# Your task:
All records are to be restated exactly, each line as it reads.

The data Start Marker

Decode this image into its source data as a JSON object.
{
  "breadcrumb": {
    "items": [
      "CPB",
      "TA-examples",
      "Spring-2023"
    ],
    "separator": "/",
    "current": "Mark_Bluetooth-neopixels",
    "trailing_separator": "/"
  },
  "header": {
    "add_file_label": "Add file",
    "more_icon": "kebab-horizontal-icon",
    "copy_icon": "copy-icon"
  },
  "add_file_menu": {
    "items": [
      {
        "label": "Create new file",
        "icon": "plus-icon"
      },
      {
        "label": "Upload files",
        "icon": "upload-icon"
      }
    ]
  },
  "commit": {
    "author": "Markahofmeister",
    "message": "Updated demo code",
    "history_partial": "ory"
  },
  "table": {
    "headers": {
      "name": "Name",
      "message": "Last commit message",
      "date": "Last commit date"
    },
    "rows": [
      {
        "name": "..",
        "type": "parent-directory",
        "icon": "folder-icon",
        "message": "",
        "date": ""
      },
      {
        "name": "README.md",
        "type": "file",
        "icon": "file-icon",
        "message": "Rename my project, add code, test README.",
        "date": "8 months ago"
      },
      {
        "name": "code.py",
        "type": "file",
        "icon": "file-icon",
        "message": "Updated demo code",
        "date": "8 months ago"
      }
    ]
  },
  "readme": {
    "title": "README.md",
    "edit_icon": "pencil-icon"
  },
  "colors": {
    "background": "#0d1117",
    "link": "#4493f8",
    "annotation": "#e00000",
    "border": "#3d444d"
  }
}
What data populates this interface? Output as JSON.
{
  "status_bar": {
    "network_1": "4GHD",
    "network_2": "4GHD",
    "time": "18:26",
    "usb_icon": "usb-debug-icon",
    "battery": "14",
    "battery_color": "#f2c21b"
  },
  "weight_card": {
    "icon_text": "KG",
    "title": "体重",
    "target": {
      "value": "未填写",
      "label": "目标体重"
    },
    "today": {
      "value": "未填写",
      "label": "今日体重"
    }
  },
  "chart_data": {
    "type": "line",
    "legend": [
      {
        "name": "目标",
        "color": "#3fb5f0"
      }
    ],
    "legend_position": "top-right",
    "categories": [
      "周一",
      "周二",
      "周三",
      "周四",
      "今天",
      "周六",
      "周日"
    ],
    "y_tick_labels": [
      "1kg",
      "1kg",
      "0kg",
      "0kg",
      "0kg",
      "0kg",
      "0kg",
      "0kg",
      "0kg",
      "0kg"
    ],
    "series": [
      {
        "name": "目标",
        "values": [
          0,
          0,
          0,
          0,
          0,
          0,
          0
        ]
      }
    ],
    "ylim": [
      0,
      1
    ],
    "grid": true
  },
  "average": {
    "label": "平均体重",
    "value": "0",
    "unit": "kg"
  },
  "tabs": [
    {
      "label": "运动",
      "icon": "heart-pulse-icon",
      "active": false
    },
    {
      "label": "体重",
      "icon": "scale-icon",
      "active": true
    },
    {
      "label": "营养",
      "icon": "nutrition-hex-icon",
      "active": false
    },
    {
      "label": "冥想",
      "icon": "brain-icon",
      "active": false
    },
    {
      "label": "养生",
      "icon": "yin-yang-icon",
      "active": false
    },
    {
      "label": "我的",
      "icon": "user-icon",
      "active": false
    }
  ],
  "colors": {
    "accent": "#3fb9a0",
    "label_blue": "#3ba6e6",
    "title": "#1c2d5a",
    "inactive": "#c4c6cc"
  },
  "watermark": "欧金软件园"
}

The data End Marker

# Task solution:
Decode this image into its source data as a JSON object.
{
  "breadcrumb": {
    "items": [
      "CPB",
      "TA-examples",
      "Spring-2023"
    ],
    "separator": "/",
    "current": "Mark_Bluetooth-neopixels",
    "trailing_separator": "/"
  },
  "header": {
    "add_file_label": "Add file",
    "more_icon": "kebab-horizontal-icon",
    "copy_icon": "copy-icon"
  },
  "add_file_menu": {
    "items": [
      {
        "label": "Create new file",
        "icon": "plus-icon"
      },
      {
        "label": "Upload files",
        "icon": "upload-icon"
      }
    ]
  },
  "commit": {
    "author": "Markahofmeister",
    "message": "Updated demo code",
    "history_partial": "ory"
  },
  "table": {
    "headers": {
      "name": "Name",
      "message": "Last commit message",
      "date": "Last commit date"
    },
    "rows": [
      {
        "name": "..",
        "type": "parent-directory",
        "icon": "folder-icon",
        "message": "",
        "date": ""
      },
      {
        "name": "README.md",
        "type": "file",
        "icon": "file-icon",
        "message": "Rename my project, add code, test README.",
        "date": "8 months ago"
      },
      {
        "name": "code.py",
        "type": "file",
        "icon": "file-icon",
        "message": "Updated demo code",
        "date": "8 months ago"
      }
    ]
  },
  "readme": {
    "title": "README.md",
    "edit_icon": "pencil-icon"
  },
  "colors": {
    "background": "#0d1117",
    "link": "#4493f8",
    "annotation": "#e00000",
    "border": "#3d444d"
  }
}
What data populates this interface? Output as JSON.
{
  "status_bar": {
    "network_1": "4GHD",
    "network_2": "4GHD",
    "time": "18:26",
    "usb_icon": "usb-debug-icon",
    "battery": "14",
    "battery_color": "#f2c21b"
  },
  "weight_card": {
    "icon_text": "KG",
    "title": "体重",
    "target": {
      "value": "未填写",
      "label": "目标体重"
    },
    "today": {
      "value": "未填写",
      "label": "今日体重"
    }
  },
  "chart_data": {
    "type": "line",
    "legend": [
      {
        "name": "目标",
        "color": "#3fb5f0"
      }
    ],
    "legend_position": "top-right",
    "categories": [
      "周一",
      "周二",
      "周三",
      "周四",
      "今天",
      "周六",
      "周日"
    ],
    "y_tick_labels": [
      "1kg",
      "1kg",
      "0kg",
      "0kg",
      "0kg",
      "0kg",
      "0kg",
      "0kg",
      "0kg",
      "0kg"
    ],
    "series": [
      {
        "name": "目标",
        "values": [
          0,
          0,
          0,
          0,
          0,
          0,
          0
        ]
      }
    ],
    "ylim": [
      0,
      1
    ],
    "grid": true
  },
  "average": {
    "label": "平均体重",
    "value": "0",
    "unit": "kg"
  },
  "tabs": [
    {
      "label": "运动",
      "icon": "heart-pulse-icon",
      "active": false
    },
    {
      "label": "体重",
      "icon": "scale-icon",
      "active": true
    },
    {
      "label": "营养",
      "icon": "nutrition-hex-icon",
      "active": false
    },
    {
      "label": "冥想",
      "icon": "brain-icon",
      "active": false
    },
    {
      "label": "养生",
      "icon": "yin-yang-icon",
      "active": false
    },
    {
      "label": "我的",
      "icon": "user-icon",
      "active": false
    }
  ],
  "colors": {
    "accent": "#3fb9a0",
    "label_blue": "#3ba6e6",
    "title": "#1c2d5a",
    "inactive": "#c4c6cc"
  },
  "watermark": "欧金软件园"
}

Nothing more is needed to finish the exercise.